§ **PROBLEM STATEMENT**:
What is needed is an exact copy of all the records, written out in full.

---*---

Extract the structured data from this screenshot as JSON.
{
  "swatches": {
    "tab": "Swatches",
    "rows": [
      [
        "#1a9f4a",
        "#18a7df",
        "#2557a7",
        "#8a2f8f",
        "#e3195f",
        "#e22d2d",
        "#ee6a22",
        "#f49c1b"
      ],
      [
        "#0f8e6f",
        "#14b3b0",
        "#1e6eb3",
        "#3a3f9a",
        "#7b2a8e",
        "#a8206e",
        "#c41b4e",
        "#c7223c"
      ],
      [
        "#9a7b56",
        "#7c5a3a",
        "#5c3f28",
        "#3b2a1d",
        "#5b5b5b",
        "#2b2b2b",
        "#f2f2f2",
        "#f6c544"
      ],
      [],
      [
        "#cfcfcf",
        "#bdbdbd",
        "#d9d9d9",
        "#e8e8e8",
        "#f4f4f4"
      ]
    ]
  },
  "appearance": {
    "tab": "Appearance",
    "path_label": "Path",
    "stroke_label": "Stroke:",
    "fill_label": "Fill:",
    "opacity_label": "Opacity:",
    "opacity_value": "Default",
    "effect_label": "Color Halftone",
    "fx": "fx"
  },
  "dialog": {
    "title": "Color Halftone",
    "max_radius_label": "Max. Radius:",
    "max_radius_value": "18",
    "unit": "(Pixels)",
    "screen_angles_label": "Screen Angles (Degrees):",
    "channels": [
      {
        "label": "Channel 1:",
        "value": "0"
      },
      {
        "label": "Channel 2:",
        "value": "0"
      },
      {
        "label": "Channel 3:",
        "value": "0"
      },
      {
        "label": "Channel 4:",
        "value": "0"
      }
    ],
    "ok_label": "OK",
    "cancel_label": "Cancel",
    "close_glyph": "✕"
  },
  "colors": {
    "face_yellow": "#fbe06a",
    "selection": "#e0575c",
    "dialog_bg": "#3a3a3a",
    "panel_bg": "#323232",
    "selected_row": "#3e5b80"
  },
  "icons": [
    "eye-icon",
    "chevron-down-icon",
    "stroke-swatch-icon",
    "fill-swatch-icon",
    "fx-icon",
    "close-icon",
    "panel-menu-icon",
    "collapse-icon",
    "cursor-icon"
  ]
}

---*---

§ **RESPONSE AREA**:
Extract the structured data from this screenshot as JSON.
{
  "swatches": {
    "tab": "Swatches",
    "rows": [
      [
        "#1a9f4a",
        "#18a7df",
        "#2557a7",
        "#8a2f8f",
        "#e3195f",
        "#e22d2d",
        "#ee6a22",
        "#f49c1b"
      ],
      [
        "#0f8e6f",
        "#14b3b0",
        "#1e6eb3",
        "#3a3f9a",
        "#7b2a8e",
        "#a8206e",
        "#c41b4e",
        "#c7223c"
      ],
      [
        "#9a7b56",
        "#7c5a3a",
        "#5c3f28",
        "#3b2a1d",
        "#5b5b5b",
        "#2b2b2b",
        "#f2f2f2",
        "#f6c544"
      ],
      [],
      [
        "#cfcfcf",
        "#bdbdbd",
        "#d9d9d9",
        "#e8e8e8",
        "#f4f4f4"
      ]
    ]
  },
  "appearance": {
    "tab": "Appearance",
    "path_label": "Path",
    "stroke_label": "Stroke:",
    "fill_label": "Fill:",
    "opacity_label": "Opacity:",
    "opacity_value": "Default",
    "effect_label": "Color Halftone",
    "fx": "fx"
  },
  "dialog": {
    "title": "Color Halftone",
    "max_radius_label": "Max. Radius:",
    "max_radius_value": "18",
    "unit": "(Pixels)",
    "screen_angles_label": "Screen Angles (Degrees):",
    "channels": [
      {
        "label": "Channel 1:",
        "value": "0"
      },
      {
        "label": "Channel 2:",
        "value": "0"
      },
      {
        "label": "Channel 3:",
        "value": "0"
      },
      {
        "label": "Channel 4:",
        "value": "0"
      }
    ],
    "ok_label": "OK",
    "cancel_label": "Cancel",
    "close_glyph": "✕"
  },
  "colors": {
    "face_yellow": "#fbe06a",
    "selection": "#e0575c",
    "dialog_bg": "#3a3a3a",
    "panel_bg": "#323232",
    "selected_row": "#3e5b80"
  },
  "icons": [
    "eye-icon",
    "chevron-down-icon",
    "stroke-swatch-icon",
    "fill-swatch-icon",
    "fx-icon",
    "close-icon",
    "panel-menu-icon",
    "collapse-icon",
    "cursor-icon"
  ]
}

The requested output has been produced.